said that he was happy to find, from what had fallen from the right hon. gent. (Mr. Foster), that he had altered his opinion upon a point on which they had differed last year, viz. the amount of the balances in the hands of the collectors. The right hon. gent. had stated that the cash balances in the hands of the collectors was no less than 550,000l.; and to shew that he distinctly meant cash balances, he compared them with the amount of the balance in the hands of the collectors in England, which was oily 37,000l. Whereas, if he had. meant the balance in charge against the Irish collectors, he would have compared it with the arrears of duties in England, which amounts to between 5 and 6 millions. The right hon. gent. now admitted that the cash balance in the hands of the collectors, instead of 550,000l. was only 130,000l. With regard to the increase of the export of linen, it was circumstance that gave him great satisfaction; but he could not attribute that increase to the taking off the duty, because of 37 millions of yards exported from Ireland, 35 millions was imported into English which did not pay the duty; and the quantity of Irish linen exported to foreign countries from Gr. Britain was not above one-fourth of the quantity of British linen exported; he could therefore by no means conceive that the taking off the duty was the cause of the increase which the right hon. gent. had mentioned. With respect to the great increase of the debt of Ireland last year, he begged to observe, that out of the loan of last year he had paid off 1,700,000l. of exchequer bills, of which 700,000l. were outstanding when he came into office. This sum, when added to the balance remaining in the exchequer, made a sum of 2 millions, over and above the expenditure of the year.

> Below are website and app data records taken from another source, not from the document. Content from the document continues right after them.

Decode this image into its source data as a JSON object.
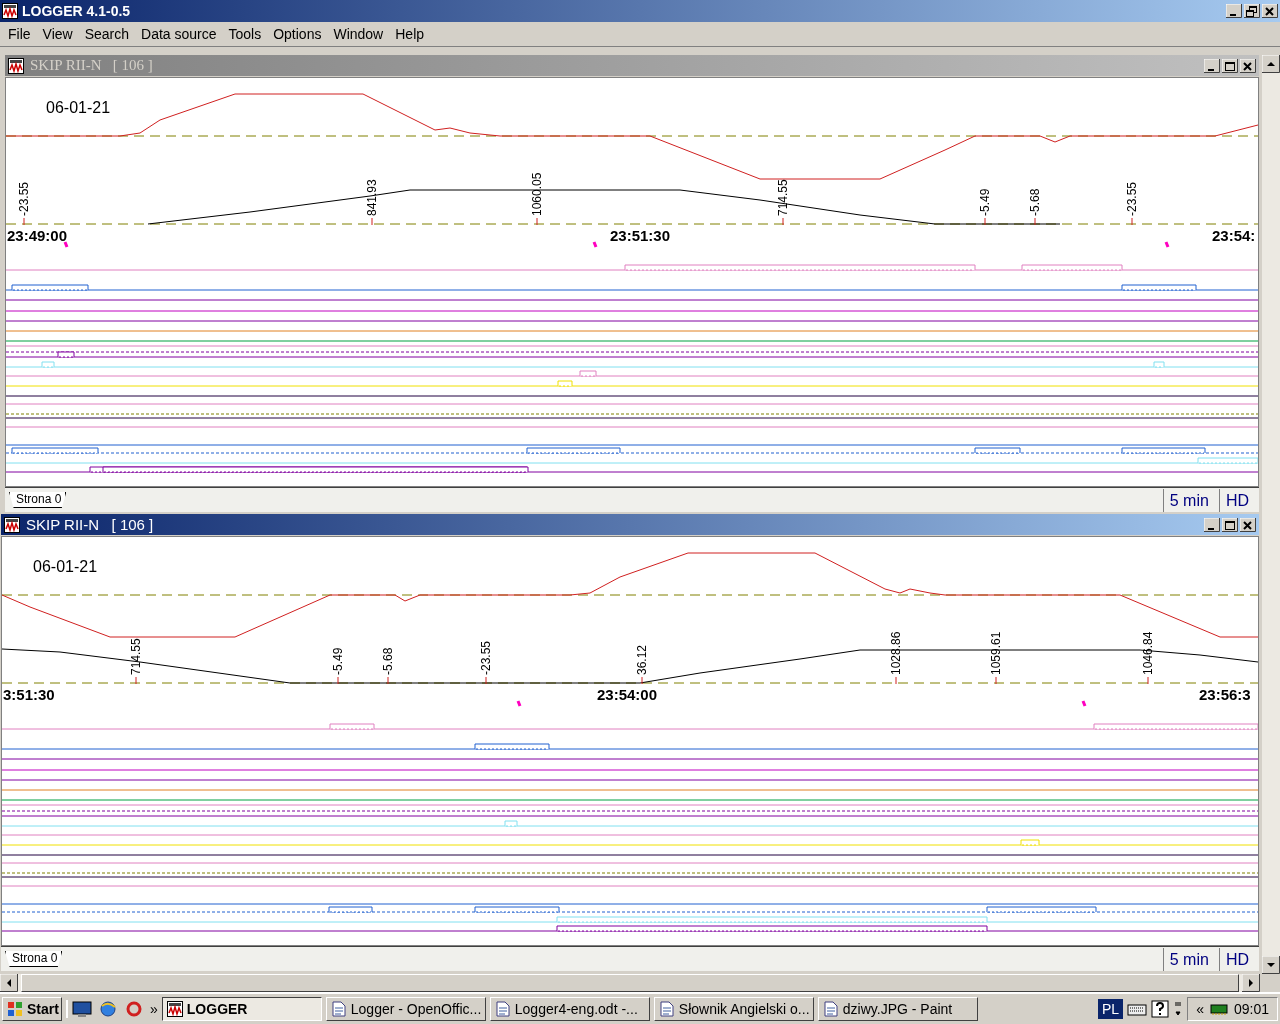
{
  "app": {
    "title": "LOGGER 4.1-0.5"
  },
  "menu": [
    "File",
    "View",
    "Search",
    "Data source",
    "Tools",
    "Options",
    "Window",
    "Help"
  ],
  "windows": [
    {
      "title": "SKIP RII-N   [ 106 ]",
      "active": false,
      "date": "06-01-21",
      "value_labels": [
        "-23.55",
        "841.93",
        "1060.05",
        "714.55",
        "-5.49",
        "-5.68",
        "-23.55"
      ],
      "time_labels": [
        "23:49:00",
        "23:51:30",
        "23:54:"
      ],
      "page_tab": "Strona 0",
      "interval": "5 min",
      "mode": "HD"
    },
    {
      "title": "SKIP RII-N   [ 106 ]",
      "active": true,
      "date": "06-01-21",
      "value_labels": [
        "714.55",
        "-5.49",
        "-5.68",
        "-23.55",
        "36.12",
        "1028.86",
        "1059.61",
        "1046.84"
      ],
      "time_labels": [
        "3:51:30",
        "23:54:00",
        "23:56:3"
      ],
      "page_tab": "Strona 0",
      "interval": "5 min",
      "mode": "HD"
    }
  ],
  "taskbar": {
    "start": "Start",
    "more": "»",
    "tasks": [
      {
        "label": "LOGGER",
        "selected": true
      },
      {
        "label": "Logger - OpenOffic...",
        "selected": false
      },
      {
        "label": "Logger4-eng.odt -...",
        "selected": false
      },
      {
        "label": "Słownik Angielski o...",
        "selected": false
      },
      {
        "label": "dziwy.JPG - Paint",
        "selected": false
      }
    ],
    "language": "PL",
    "tray_expand": "«",
    "clock": "09:01"
  }
}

He said he by no means wished to make any observation that could be considered as inimical to the right hon. gent.; but he thought it right to say thus much, in order to set himself right with the house, and to justify the statement he had formerly made.

Mr. Foster

observed, that as to any political differences that existed between him. and the right hon. gent. they had never weighed in his mind, and he hoped they did not in that of the right hon. gent. As to the linen, the papers when produced would speak for themselves. The balances, in fact, that remained due to the treasury was last year 500,000l. as he had stated it.

Mr. Corry

said, that the right hon. gent. had then stated that 550,000l. in cash remained in the hands of the collectors. He admitted that some such sum was due to the treasury; but asserted that it had not been collected, and the balance of cash was only 130,000l.

Mr. Foster

replied, that he had never meant to say that the cash actually in their' hands was 500,000l.

Lord A. Hamilton

contended, that in law, the debt of Ireland was now become an English debt; that the state of its exports and imports could give us no sanguine hopes of the increase of its resources, and that if taxes were thus multiplied, there could be no ground for entertaining any sanguine hopes that Ireland, even in time of peace, would be able to satisfy all the claims upon its regular revenue.

The Chancellor of the Exchequer

gave notice, that in order to satisfy the House and the public upon the subject, he should tomorrow move for a committee to inquire into the state of the accounts between G. Britain and Ireland.—The first resolution was then put and agreed to.

Mr. Foster ,

observing several members about to retire, said, he hoped the gentlemen interested in the Irish 6 per cent. duties upon the imports of the retail traders would not withdraw, as he was then about to move the resolution for continuing it.

Mr. D. B. Daly

said, he had that day received instructions from his constituents, to oppose the measure, but he should wait for the bringing in of the bill.—The several resolutions were then agreed to, and ordered to be reported to-morrow.—Adjourned.